Tragedy In Newtown

Note: Much of this sermon was delivered from notes; what follows is a “recreation” of the 11 am se5vice from the notes used.   

 Tragedy In Newtown

Sometimes events occur which require that a minister change the sermon topic for a Sunday.  The tragedy in Connecticut this past week is such an event.

What happened is heartbreaking, all the more so because the dead were children.  This is a day for tears and I will undoubtedly cry during this sermon.  There is a deep sense of helplessness that I feel.

I have become almost inured to mass shootings.  How sad that this could be the case.

In recent years we have seen shootings in malls; in movie theaters; in the buildings of religious communities; in colleges, high schools and middle schools; and now in an elementary school with terrible results. 

The most recent shooting is one of horror piled upon horror since the majority of victims were so young. 

For me there is an additional sense of connection because I have been inNewtown, I have driven its streets.  The nearest UU congregations are inWoodbridge,CTand inDanbury,CT. Danburyis the congregation where I did my ministerial internship.  We do not yet know whether anyone in either of those congregations was among the dead or injured.

The surviving children will certainly be emotionally scarred by this throughout their lives.  This kind of shocking event must leave lasting damage

I am mindful of the fact that for generations there have been children in our inner cities who have lived with what we might call slow motion mass killings where gang violence takes as many lives, maybe more, but does so over a period of years.  What kind of damage does that leave?

And I know that around our planet there are children growing up in war zones and that children in places likeIraq,AfghanistanandPakistanhave known fighting and killing for over a decade now.

I do not want it to be the case that I am more affected by the deaths of some than others.  It should not be that the deaths of American children, or of middle class American children, or of New England American children touches me more deeply than the deaths of children anywhere.   To the extent that I am touched by these deaths, that emotion should then lead me to greater connection with the deaths of other people in other places.  If I have not felt the grief and pain of the children and parents in killing zones around the world let my consciousness and compassion now encompass them.

We do not know why this happened.  We have only a few press reports about the killer and the killings.  People will jump to their pre-set conclusions. 

          Some will call for greater restrictions on the purchase of guns;

          Some for greater training for gun owners;

          Some will call for more resources for mental health;

          Some for more personal responsibility;

          Some will say this is because we took God or discipline out of the schools;

          Some that our society lacks sufficient human care for the emotionally isolated;

          Some will blame television, video games or other media.

Perhaps all of these claims are right; perhaps none are.  I would caution against leaping too readily to easy conclusions.
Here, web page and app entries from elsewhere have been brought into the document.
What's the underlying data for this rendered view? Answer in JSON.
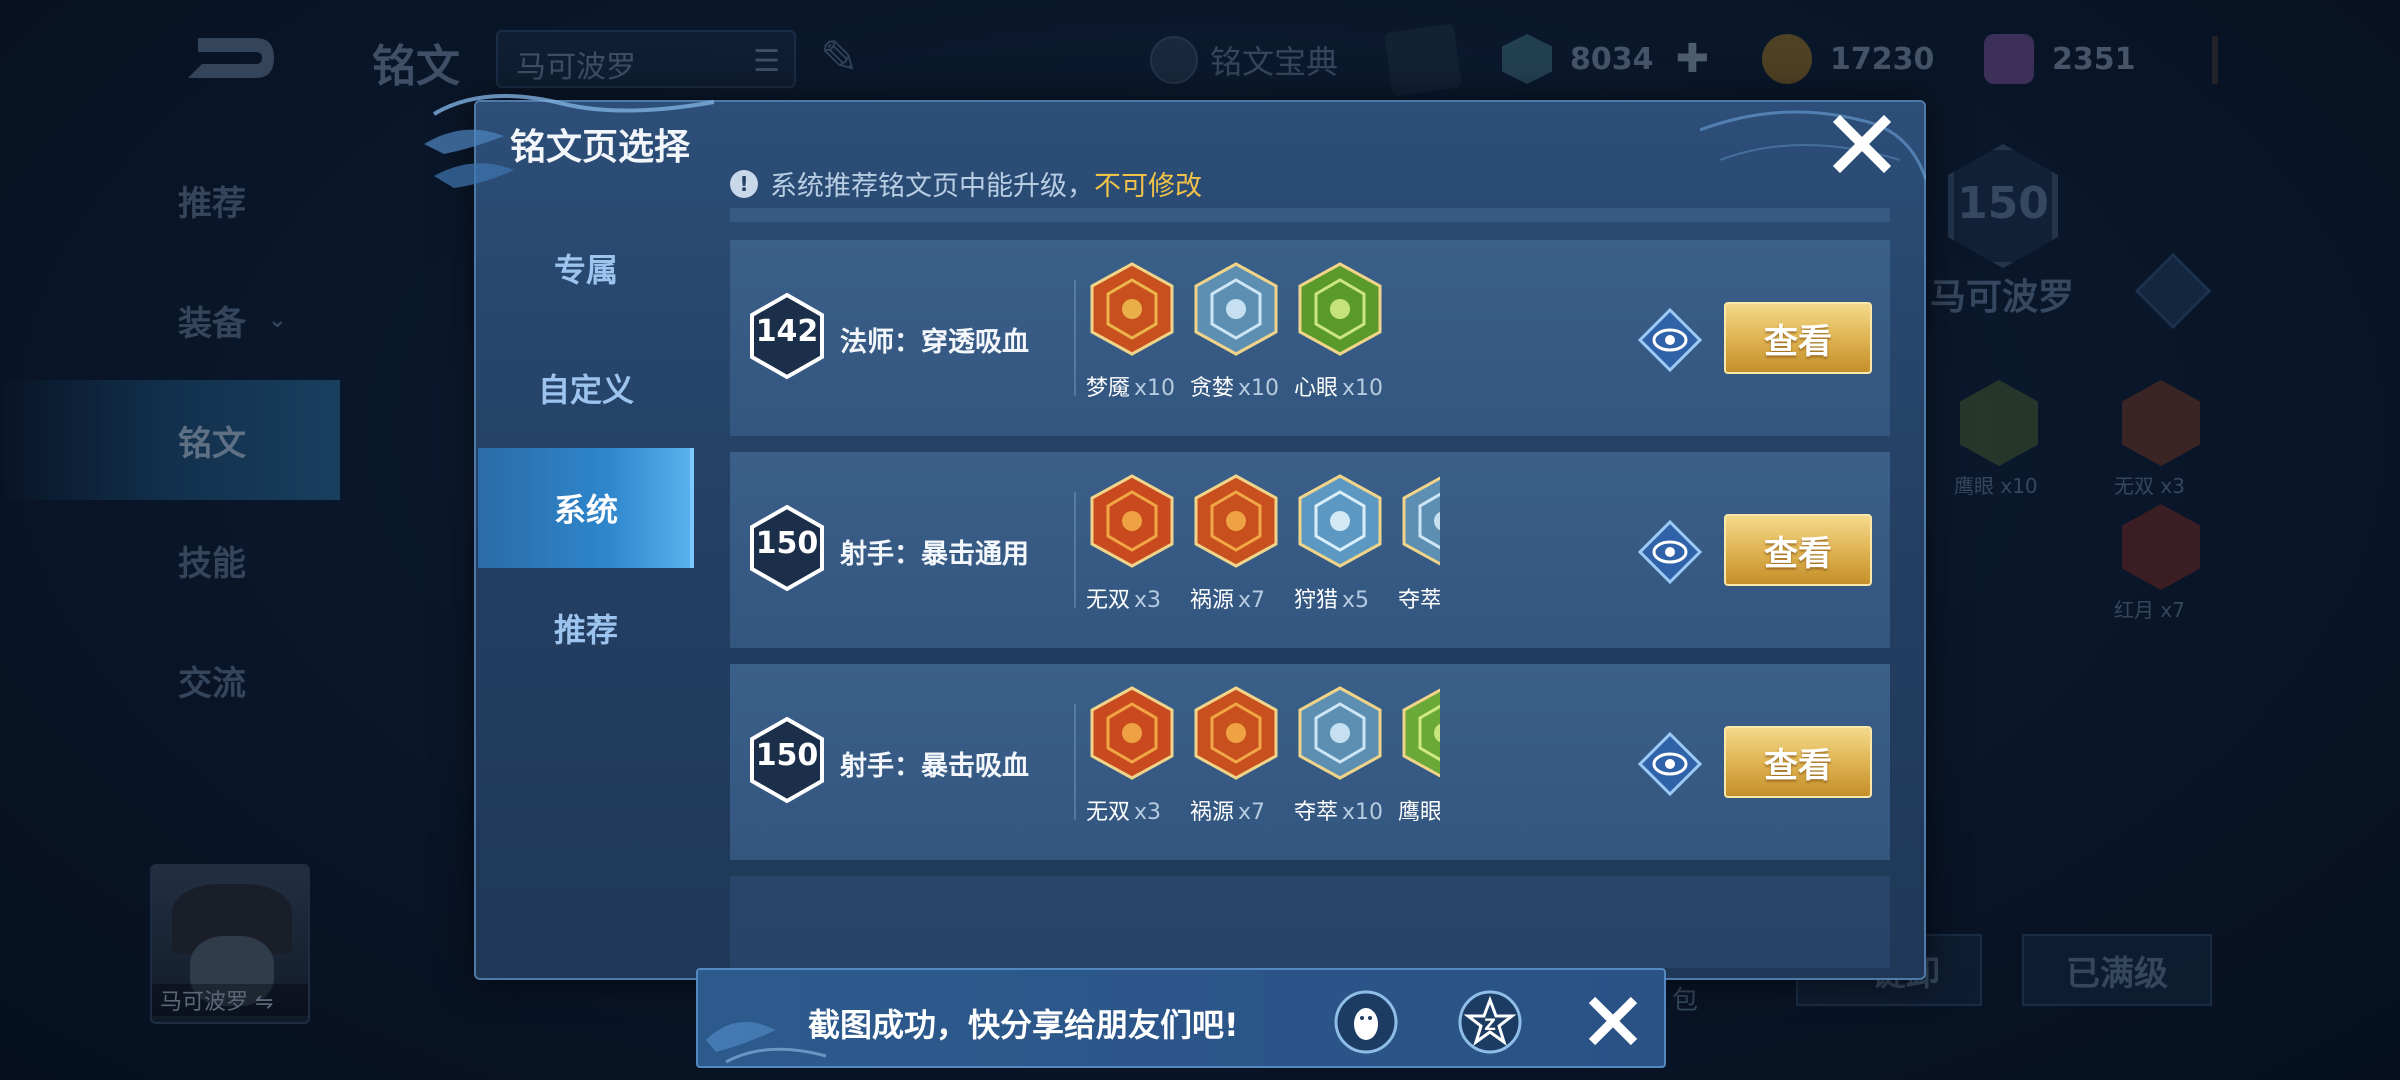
{
  "background": {
    "page_title": "铭文",
    "hero_select": "马可波罗",
    "codex_label": "铭文宝典",
    "currencies": [
      {
        "name": "hexagon-gem",
        "value": "8034"
      },
      {
        "name": "gold-coin",
        "value": "17230"
      },
      {
        "name": "purple-gem",
        "value": "2351"
      }
    ],
    "nav": [
      {
        "label": "推荐"
      },
      {
        "label": "装备"
      },
      {
        "label": "铭文"
      },
      {
        "label": "技能"
      },
      {
        "label": "交流"
      }
    ],
    "hero_card_name": "马可波罗",
    "hero_card_swap": "⇋",
    "rank_level": "150",
    "rank_hero_name": "马可波罗",
    "bg_runes": [
      {
        "label": "鹰眼 x10",
        "color": "#6a8c3a"
      },
      {
        "label": "无双 x3",
        "color": "#b4502a"
      },
      {
        "label": "红月 x7",
        "color": "#b43a2a"
      }
    ],
    "btn_unload": "一键卸",
    "btn_maxed": "已满级",
    "partial_text": "包"
  },
  "modal": {
    "title": "铭文页选择",
    "tabs": [
      {
        "label": "专属"
      },
      {
        "label": "自定义"
      },
      {
        "label": "系统"
      },
      {
        "label": "推荐"
      }
    ],
    "active_tab": "系统",
    "notice_text": "系统推荐铭文页中能升级，",
    "notice_warn": "不可修改",
    "view_label": "查看",
    "rows": [
      {
        "level": "142",
        "name": "法师：穿透吸血",
        "runes": [
          {
            "name": "梦魇",
            "count": "x10",
            "color": "#c8501e",
            "accent": "#f0c050"
          },
          {
            "name": "贪婪",
            "count": "x10",
            "color": "#5d8fb2",
            "accent": "#d9eefc"
          },
          {
            "name": "心眼",
            "count": "x10",
            "color": "#5a9a2a",
            "accent": "#d9f08a"
          }
        ]
      },
      {
        "level": "150",
        "name": "射手：暴击通用",
        "runes": [
          {
            "name": "无双",
            "count": "x3",
            "color": "#c84a1e",
            "accent": "#f5b04a"
          },
          {
            "name": "祸源",
            "count": "x7",
            "color": "#c8501e",
            "accent": "#f5b04a"
          },
          {
            "name": "狩猎",
            "count": "x5",
            "color": "#5d98c2",
            "accent": "#e8f8ff"
          },
          {
            "name": "夺萃",
            "count": "",
            "color": "#5d8fb2",
            "accent": "#d9eefc"
          }
        ]
      },
      {
        "level": "150",
        "name": "射手：暴击吸血",
        "runes": [
          {
            "name": "无双",
            "count": "x3",
            "color": "#c84a1e",
            "accent": "#f5b04a"
          },
          {
            "name": "祸源",
            "count": "x7",
            "color": "#c8501e",
            "accent": "#f5b04a"
          },
          {
            "name": "夺萃",
            "count": "x10",
            "color": "#5d8fb2",
            "accent": "#d9eefc"
          },
          {
            "name": "鹰眼",
            "count": "",
            "color": "#6aa838",
            "accent": "#d9f08a"
          }
        ]
      }
    ]
  },
  "toast": {
    "text": "截图成功，快分享给朋友们吧!"
  }
}
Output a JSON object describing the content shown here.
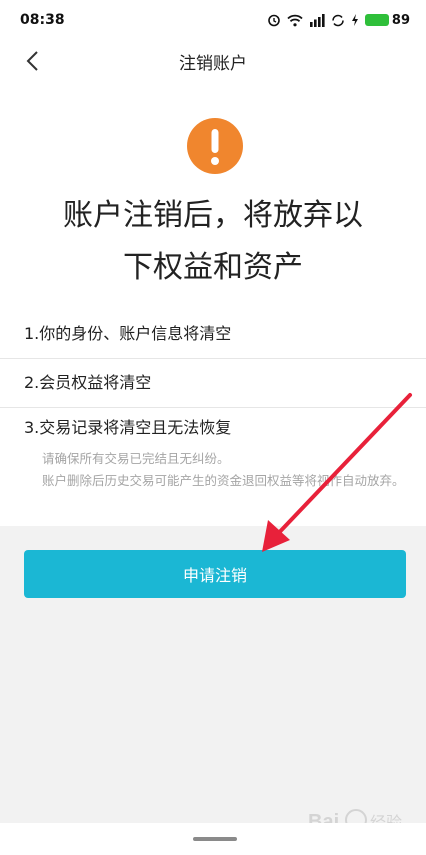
{
  "status_bar": {
    "time": "08:38",
    "icons": [
      "alarm-icon",
      "wifi-icon",
      "signal-icon",
      "sync-icon",
      "charging-icon"
    ],
    "battery_level": "89",
    "battery_color": "#2fbf3a"
  },
  "nav": {
    "back_icon": "chevron-left-icon",
    "title": "注销账户"
  },
  "warning": {
    "icon": "exclamation-icon",
    "color": "#f0862e",
    "headline_line1": "账户注销后，将放弃以",
    "headline_line2": "下权益和资产"
  },
  "items": [
    {
      "title": "1.你的身份、账户信息将清空"
    },
    {
      "title": "2.会员权益将清空"
    },
    {
      "title": "3.交易记录将清空且无法恢复",
      "notes": [
        "请确保所有交易已完结且无纠纷。",
        "账户删除后历史交易可能产生的资金退回权益等将视作自动放弃。"
      ]
    }
  ],
  "apply_button": {
    "label": "申请注销",
    "color": "#1bb7d4"
  },
  "annotation": {
    "arrow_color": "#e8213a"
  },
  "watermark": {
    "text": "Bai百 经验"
  }
}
How do we explain this to ourselves and our children?  I know what I do not want said to our children—or to ourselves.  I do not want the answer to be that these things happen because there are bad people in the world.  The alleged shooter in this case sounds more tragic than evil.  And that is true for all or nearly all of the alleged shooters in these mass killings. 

They are sick people, perhaps.  There is more of the tragic here than of evil.  So they are sick but not bad.  To declare them to be “bad” is too easy.

And so I count twenty eight lost, because we lost the shooter as well.  We may have lost him years ago, but he is among those whom we have lost.

Our Unitarian Universalist theology believes in the inherent worth and dignity of every person. 

That is based on the old liberal theology that people are inherently good. 

Despite all evidence to the contrary I believe that; I believe that people are inherently good.  Things can go wrong, as they certainly did in the case of the shooter.  But people are inherently good unless something goes wrong.

The very fact that our hearts are filled with sorrow is proof of the goodness. 

Why didn’t God stop this from happening?  Is God guilty here?

No.

For those of us who believe in God, I believe that God mourns with us this day; that God stands next to the parents of those children and holds their spirits in his loving arms. 

For all of us, it is our human task to build a world of love and inclusion for all.  it is our human task to support one another in the midst of tragedy, to be present, to care.

And it is our human task to love one another, to say to friends and family, “I love you”; the three most powerful words in the world.  I love you.

Every human heart can be reached by love–or at least we can try.

Let us do so today and every day.  And let us seek comfort from one another.